At the start of June 2014 your 100th book was published, congratulations! Out of your fantastic career what would you say is the stand out moment?
I guess winning The Children’s Book Award back in 1997 with the first One Hundred Mile an Hour Dog - I was utterly bowled over, excited and generally full of whoopee! The next year J K Rowling won with the first Harry Potter book so I was extra lucky there. If Harry had appeared a year earlier I guess Streaker would have been in the dog house!
Is being an author all you expected it to be?
Not at all, it’s been far more than I expected. Like a lot of people I had this vague idea that writers stayed in dark corners toiling over their stories. In fact I spend almost half my time going round the UK, Europe and the Far East talking in schools to children, teachers and parents. A fair amount of time is given over to answering questionnaires, (hmmm, what am I doing at this moment, I wonder?!), and doing interviews for newspapers and magazines, answering fan mail etc. So, no dark corners then!
What one bit of advice would you give to a young author?
Don’t give up trying. It’s tough trying to get your work published and most writers have to work at that really hard. Be patient, always write the best story you can and try to write something that is fresh and new, rather than something that is simply derivative.
You have written many brilliant children’s books over your thirty seven years as a writer. Have you ever had a go at writing books for adults?
At the start of my career I tried writing for adults too but it was my work for children that got taken up and soon I had no time to even consider writing for adults. Looking back I can see how awful my work for adults was. Maybe I’ll have another go in a few years but I have no ideas for an adult novel – at least I don’t think I have. Hmmmmm…. The author goes into a thoughtful silence…!
What was your inspiration to start writing the Jeremy Strong series?
I have always wanted to write – ever since I was about nine.

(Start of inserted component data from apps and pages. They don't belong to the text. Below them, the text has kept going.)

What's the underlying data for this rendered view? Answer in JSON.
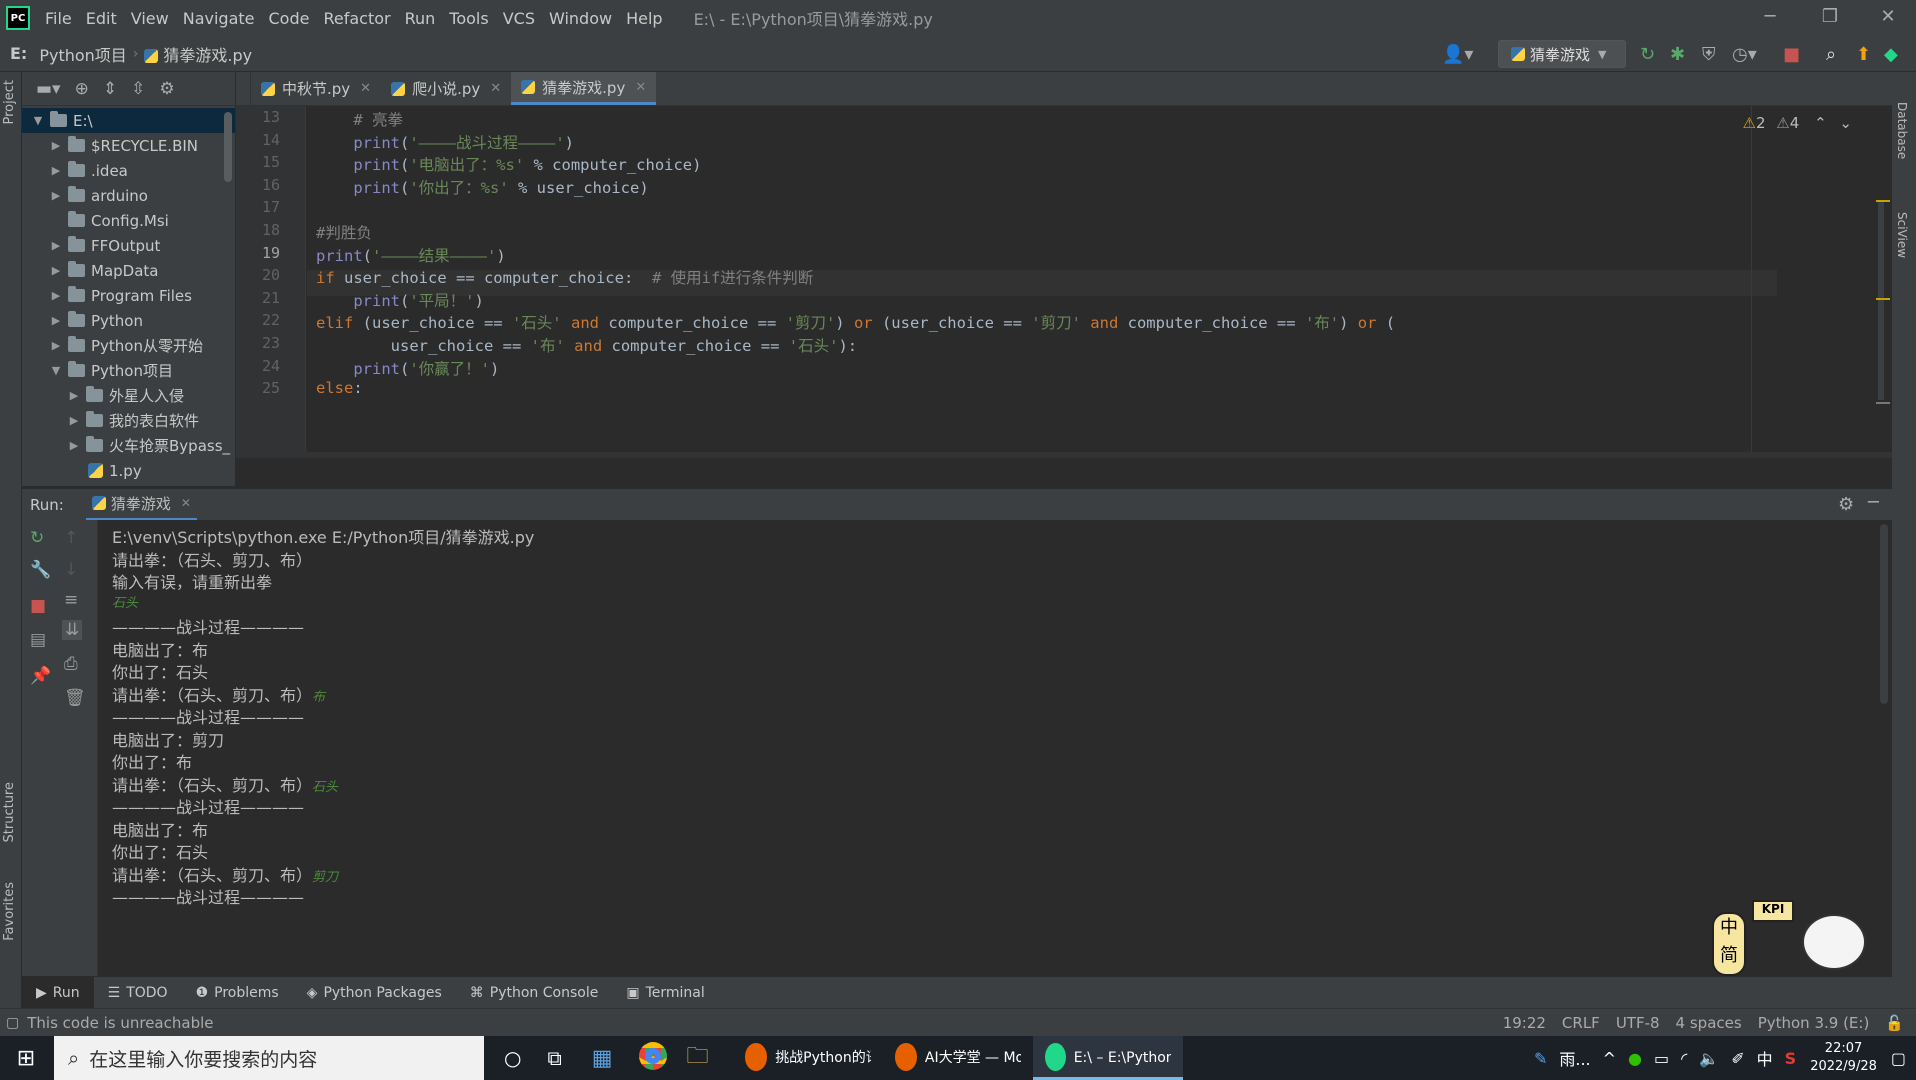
{
  "menubar": {
    "items": [
      "File",
      "Edit",
      "View",
      "Navigate",
      "Code",
      "Refactor",
      "Run",
      "Tools",
      "VCS",
      "Window",
      "Help"
    ],
    "window_title": "E:\\ - E:\\Python项目\\猜拳游戏.py"
  },
  "navbar": {
    "crumbs": [
      "E:",
      "Python项目",
      "猜拳游戏.py"
    ],
    "run_config": "猜拳游戏"
  },
  "left_strip": {
    "project": "Project",
    "structure": "Structure",
    "favorites": "Favorites"
  },
  "right_strip": {
    "database": "Database",
    "sciview": "SciView"
  },
  "project_tree": [
    {
      "label": "E:\\",
      "depth": 0,
      "expanded": true,
      "type": "folder",
      "selected": true
    },
    {
      "label": "$RECYCLE.BIN",
      "depth": 1,
      "type": "folder"
    },
    {
      "label": ".idea",
      "depth": 1,
      "type": "folder"
    },
    {
      "label": "arduino",
      "depth": 1,
      "type": "folder"
    },
    {
      "label": "Config.Msi",
      "depth": 1,
      "type": "folder",
      "leaf": true
    },
    {
      "label": "FFOutput",
      "depth": 1,
      "type": "folder"
    },
    {
      "label": "MapData",
      "depth": 1,
      "type": "folder"
    },
    {
      "label": "Program Files",
      "depth": 1,
      "type": "folder"
    },
    {
      "label": "Python",
      "depth": 1,
      "type": "folder"
    },
    {
      "label": "Python从零开始",
      "depth": 1,
      "type": "folder"
    },
    {
      "label": "Python项目",
      "depth": 1,
      "type": "folder",
      "expanded": true
    },
    {
      "label": "外星人入侵",
      "depth": 2,
      "type": "folder"
    },
    {
      "label": "我的表白软件",
      "depth": 2,
      "type": "folder"
    },
    {
      "label": "火车抢票Bypass_",
      "depth": 2,
      "type": "folder"
    },
    {
      "label": "1.py",
      "depth": 2,
      "type": "py",
      "leaf": true
    }
  ],
  "tabs": [
    {
      "label": "中秋节.py",
      "active": false
    },
    {
      "label": "爬小说.py",
      "active": false
    },
    {
      "label": "猜拳游戏.py",
      "active": true
    }
  ],
  "editor": {
    "warnings": "2",
    "weak_warnings": "4",
    "current_line": "19",
    "line_numbers": [
      "13",
      "14",
      "15",
      "16",
      "17",
      "18",
      "19",
      "20",
      "21",
      "22",
      "23",
      "24",
      "25"
    ],
    "code_lines": [
      "    # 亮拳",
      "    print('————战斗过程————')",
      "    print('电脑出了：%s' % computer_choice)",
      "    print('你出了：%s' % user_choice)",
      "",
      "#判胜负",
      "print('————结果————')",
      "if user_choice == computer_choice:  # 使用if进行条件判断",
      "    print('平局！')",
      "elif (user_choice == '石头' and computer_choice == '剪刀') or (user_choice == '剪刀' and computer_choice == '布') or (",
      "        user_choice == '布' and computer_choice == '石头'):",
      "    print('你赢了！')",
      "else:"
    ]
  },
  "run": {
    "label": "Run:",
    "tab": "猜拳游戏",
    "output": [
      {
        "text": "E:\\venv\\Scripts\\python.exe E:/Python项目/猜拳游戏.py"
      },
      {
        "text": "请出拳：（石头、剪刀、布）"
      },
      {
        "text": "输入有误，请重新出拳"
      },
      {
        "text": "",
        "input": "石头"
      },
      {
        "text": "————战斗过程————"
      },
      {
        "text": "电脑出了：布"
      },
      {
        "text": "你出了：石头"
      },
      {
        "text": "请出拳：（石头、剪刀、布）",
        "input": "布"
      },
      {
        "text": "————战斗过程————"
      },
      {
        "text": "电脑出了：剪刀"
      },
      {
        "text": "你出了：布"
      },
      {
        "text": "请出拳：（石头、剪刀、布）",
        "input": "石头"
      },
      {
        "text": "————战斗过程————"
      },
      {
        "text": "电脑出了：布"
      },
      {
        "text": "你出了：石头"
      },
      {
        "text": "请出拳：（石头、剪刀、布）",
        "input": "剪刀"
      },
      {
        "text": "————战斗过程————"
      }
    ]
  },
  "tool_windows": [
    "Run",
    "TODO",
    "Problems",
    "Python Packages",
    "Python Console",
    "Terminal"
  ],
  "status": {
    "message": "This code is unreachable",
    "position": "19:22",
    "line_sep": "CRLF",
    "encoding": "UTF-8",
    "indent": "4 spaces",
    "interpreter": "Python 3.9 (E:)"
  },
  "taskbar": {
    "search_placeholder": "在这里输入你要搜索的内容",
    "apps": [
      {
        "label": "挑战Python的语...",
        "color": "#e66000"
      },
      {
        "label": "AI大学堂 — Moz...",
        "color": "#e66000"
      },
      {
        "label": "E:\\ – E:\\Python项...",
        "color": "#21d789",
        "active": true
      }
    ],
    "weather": "雨...",
    "ime": "中",
    "time": "22:07",
    "date": "2022/9/28"
  },
  "overlay_badge": {
    "top": "KPI",
    "chars": "中简"
  },
  "colors": {
    "keyword": "#cc7832",
    "string": "#6a8759",
    "comment": "#808080",
    "accent": "#4a88c7"
  }
}
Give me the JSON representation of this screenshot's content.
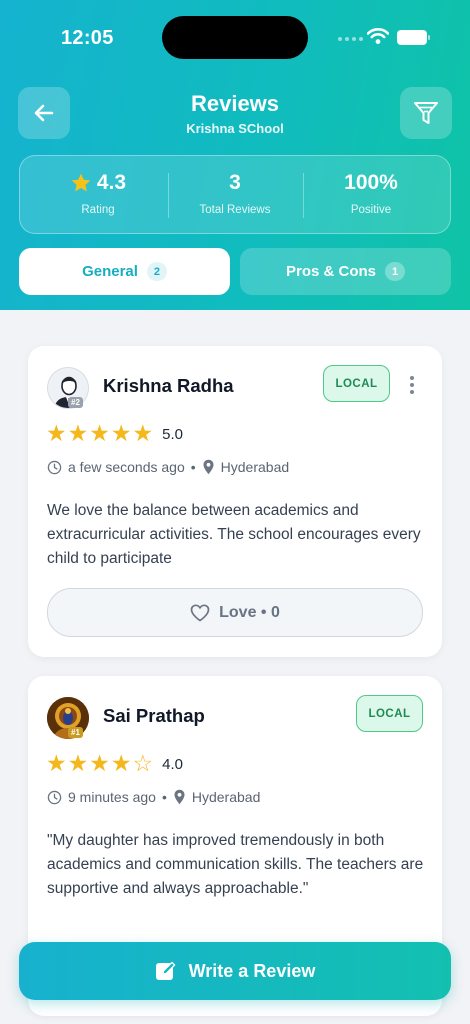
{
  "status": {
    "time": "12:05"
  },
  "header": {
    "title": "Reviews",
    "subtitle": "Krishna SChool"
  },
  "stats": [
    {
      "value": "4.3",
      "label": "Rating",
      "icon": "star-icon"
    },
    {
      "value": "3",
      "label": "Total Reviews"
    },
    {
      "value": "100%",
      "label": "Positive"
    }
  ],
  "tabs": [
    {
      "label": "General",
      "count": "2",
      "active": true
    },
    {
      "label": "Pros & Cons",
      "count": "1",
      "active": false
    }
  ],
  "reviews": [
    {
      "name": "Krishna Radha",
      "rank": "#2",
      "badge": "LOCAL",
      "stars": 5,
      "rating": "5.0",
      "time": "a few seconds ago",
      "location": "Hyderabad",
      "text": "We love the balance between academics and extracurricular activities. The school encourages every child to participate",
      "love_label": "Love • 0"
    },
    {
      "name": "Sai Prathap",
      "rank": "#1",
      "badge": "LOCAL",
      "stars": 4,
      "rating": "4.0",
      "time": "9 minutes ago",
      "location": "Hyderabad",
      "text": "\"My daughter has improved tremendously in both academics and communication skills. The teachers are supportive and always approachable.\""
    }
  ],
  "write_button": {
    "label": "Write a Review"
  },
  "colors": {
    "accent": "#15b3cf",
    "accent_end": "#0fc3a6",
    "star": "#f5b81c",
    "local_badge": "#4fc985"
  }
}
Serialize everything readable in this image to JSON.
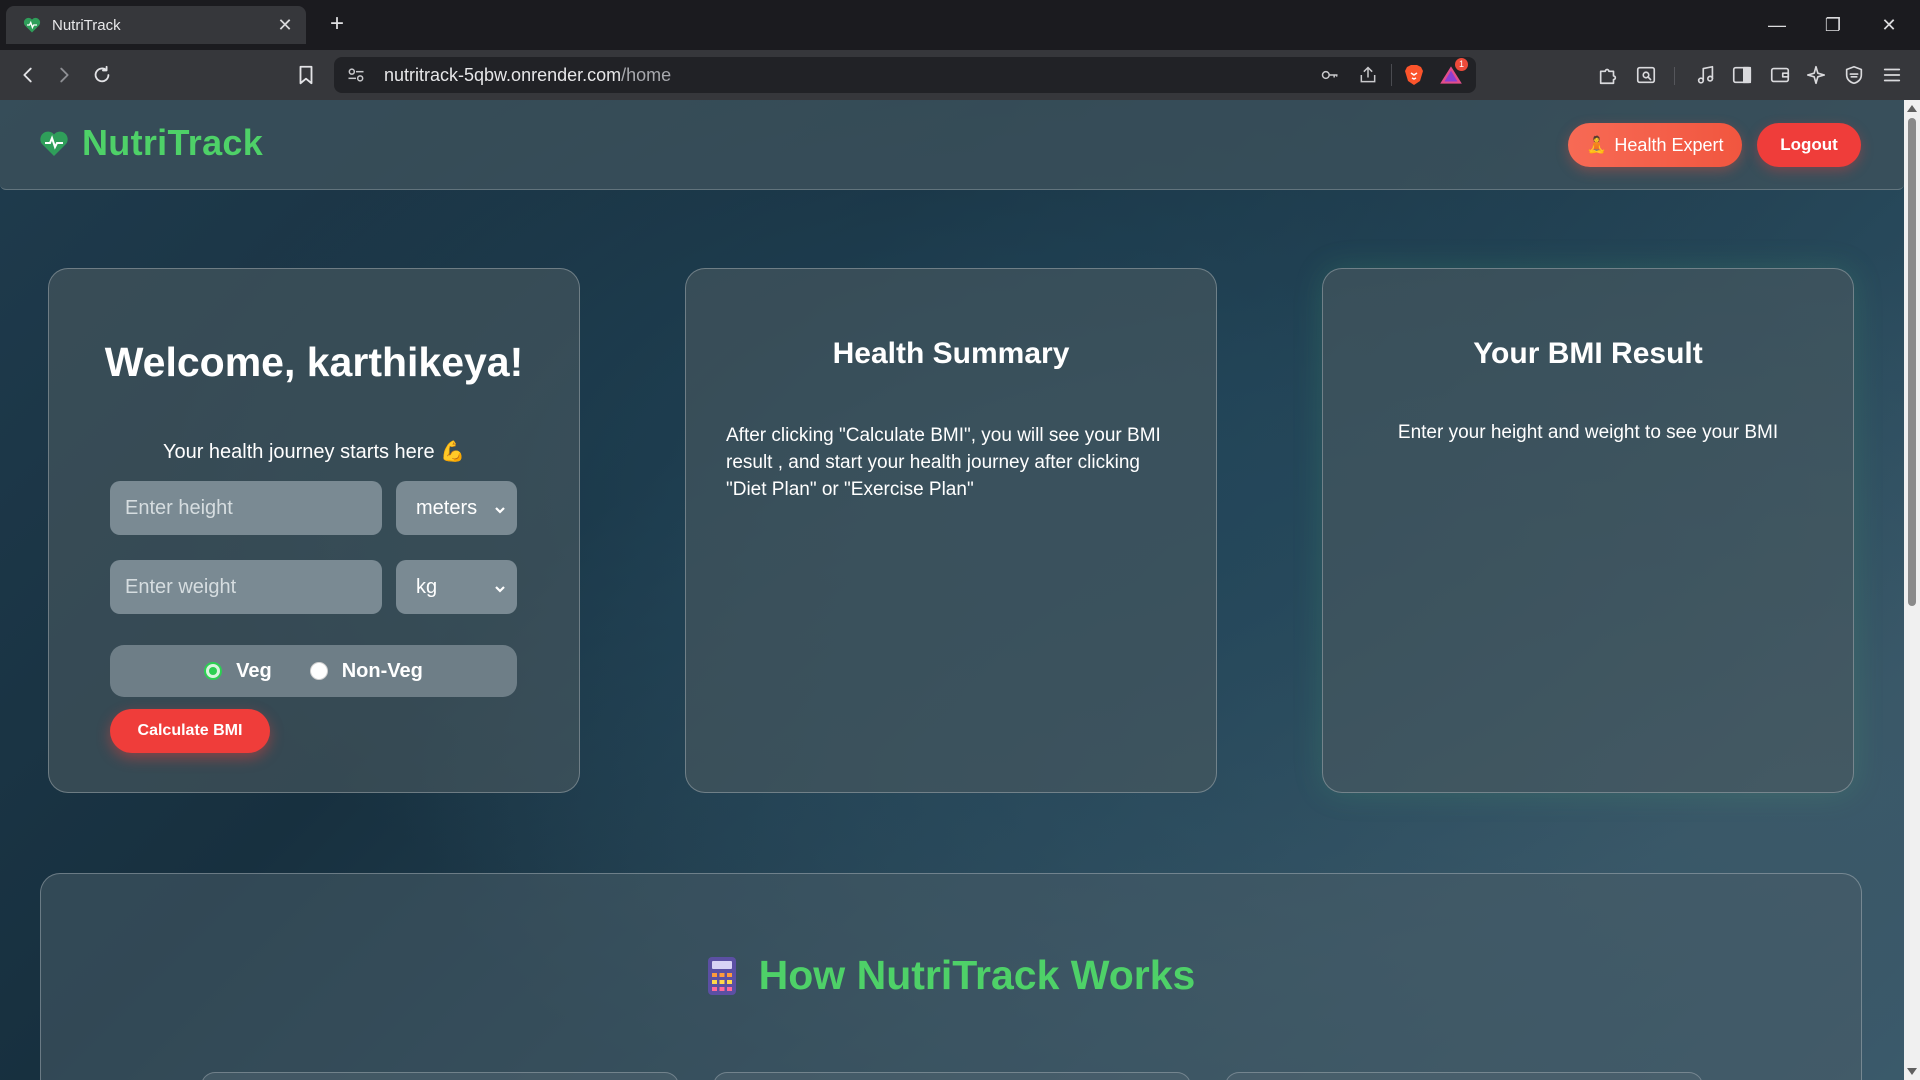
{
  "browser": {
    "tab_title": "NutriTrack",
    "url_host": "nutritrack-5qbw.onrender.com",
    "url_path": "/home",
    "rewards_badge": "1"
  },
  "header": {
    "brand": "NutriTrack",
    "health_expert_emoji": "🧘",
    "health_expert_label": "Health Expert",
    "logout_label": "Logout"
  },
  "welcome_card": {
    "greeting": "Welcome, karthikeya!",
    "tagline": "Your health journey starts here 💪",
    "height_placeholder": "Enter height",
    "height_unit": "meters",
    "weight_placeholder": "Enter weight",
    "weight_unit": "kg",
    "diet_options": [
      "Veg",
      "Non-Veg"
    ],
    "diet_selected": "Veg",
    "calculate_label": "Calculate BMI"
  },
  "summary_card": {
    "title": "Health Summary",
    "text": "After clicking \"Calculate BMI\", you will see your BMI result , and start your health journey after clicking \"Diet Plan\" or \"Exercise Plan\""
  },
  "bmi_card": {
    "title": "Your BMI Result",
    "text": "Enter your height and weight to see your BMI"
  },
  "how_it_works": {
    "title": "How NutriTrack Works"
  },
  "colors": {
    "brand_green": "#4ed168",
    "accent_red": "#ef3d3a",
    "accent_coral": "#f76a55"
  }
}
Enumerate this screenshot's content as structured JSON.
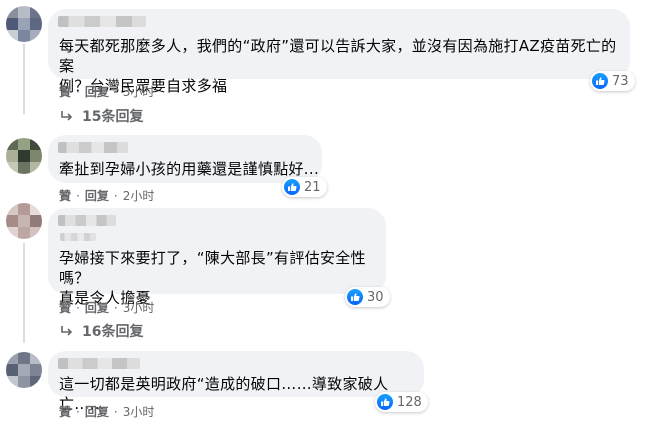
{
  "comments": [
    {
      "text": "每天都死那麼多人，我們的“政府”還可以告訴大家，並沒有因為施打AZ疫苗死亡的案\n例？台灣民眾要自求多福",
      "reactions": "73",
      "like": "贊",
      "reply": "回复",
      "time": "3小时",
      "replies": "15条回复"
    },
    {
      "text": "牽扯到孕婦小孩的用藥還是謹慎點好...",
      "reactions": "21",
      "like": "贊",
      "reply": "回复",
      "time": "2小时"
    },
    {
      "text": "孕婦接下來要打了，“陳大部長”有評估安全性嗎？\n真是令人擔憂",
      "reactions": "30",
      "like": "贊",
      "reply": "回复",
      "time": "3小时",
      "replies": "16条回复"
    },
    {
      "text": "這一切都是英明政府“造成的破口……導致家破人亡……",
      "reactions": "128",
      "like": "贊",
      "reply": "回复",
      "time": "3小时"
    }
  ],
  "colors": {
    "like_blue": "#0866ff",
    "bubble_bg": "#f0f2f5",
    "meta_gray": "#65676b"
  },
  "icons": {
    "reaction": "thumbs-up-icon",
    "replies": "reply-arrow-icon"
  }
}
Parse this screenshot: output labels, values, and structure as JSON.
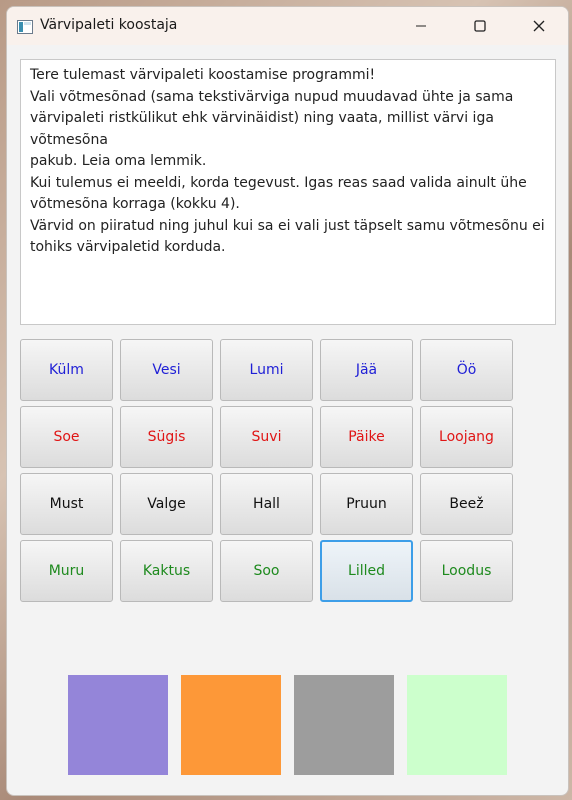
{
  "window": {
    "title": "Värvipaleti koostaja"
  },
  "instructions": "Tere tulemast värvipaleti koostamise programmi!\nVali võtmesõnad (sama tekstivärviga nupud muudavad ühte ja sama\nvärvipaleti ristkülikut ehk värvinäidist) ning vaata, millist värvi iga võtmesõna\npakub. Leia oma lemmik.\nKui tulemus ei meeldi, korda tegevust. Igas reas saad valida ainult ühe\nvõtmesõna korraga (kokku 4).\nVärvid on piiratud ning juhul kui sa ei vali just täpselt samu võtmesõnu ei\ntohiks värvipaletid korduda.",
  "rows": [
    {
      "color": "#1f1fd6",
      "buttons": [
        "Külm",
        "Vesi",
        "Lumi",
        "Jää",
        "Öö"
      ]
    },
    {
      "color": "#e01515",
      "buttons": [
        "Soe",
        "Sügis",
        "Suvi",
        "Päike",
        "Loojang"
      ]
    },
    {
      "color": "#111111",
      "buttons": [
        "Must",
        "Valge",
        "Hall",
        "Pruun",
        "Beež"
      ]
    },
    {
      "color": "#1e8a1e",
      "buttons": [
        "Muru",
        "Kaktus",
        "Soo",
        "Lilled",
        "Loodus"
      ]
    }
  ],
  "focused_button": "Lilled",
  "swatches": [
    "#9485d9",
    "#fd9838",
    "#9d9d9d",
    "#ccffcc"
  ]
}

It’s the urge to create mostly. I used to paint too but don’t have time for that any longer. I guess the bottom line is that it’s all about creativity, and having something to say. My head gets full of daft ideas and I have to write them to get rid of them!
Will there be a 101 Jeremy Strong title? If so could you give us a sneak preview of what it will be about?
Kraaarrk! What’s that you say? What’s it about? I’ll tell you what it’s about! It’s about ME! Croakbag, the raven. Kraaarrk! Yes, of course I’m a bird. Whadda you mean, birds can’t talk? What do you think I’m doing? I am the brainiest bird in Rome, Corvus Maximus Inteliigentissimus, and I live with a family of dumb-heads and I keep a beady eye on things. What’s more I have got a gobsmackingly crazy story to tell you about my Roman neighbours - Maddasbananus the inventor, nasty Crabbus and his wife, Septicaemia, not to mention my young friends, Perilus and his sister Hysteria. So watch out for Romans on the Rampage! – out early next year!
Do you have any hobbies that don’t involve reading or writing?
I love art galleries and films and interesting museums. I listen to a lot of music. I love beautiful countryside. Most of all I like sleeping!
Do you have a favourite author?
Of course! In fact I have loads and they write all kinds of books so I can’t just pick out one top favourite. I read different kinds of books depending on what sort of mood I’m in. At the moment I’m reading a crime novel, but before that I was reading a great non-fiction book about crows and ravens. It was partly for research but also because I am fascinated by birds.
What are your plans/hopes for the future in your career as an author?
I’d like to see The Hundred Mile an Hour Dog set of stories as a film or TV series. I’d like to crack America and see the books taken up in the USA. I’d like to write a truly great book that will leave children chuckling well into the 22nd century.
You can find out more about Jeremy Strong and his work at www.jeremystrong.co.uk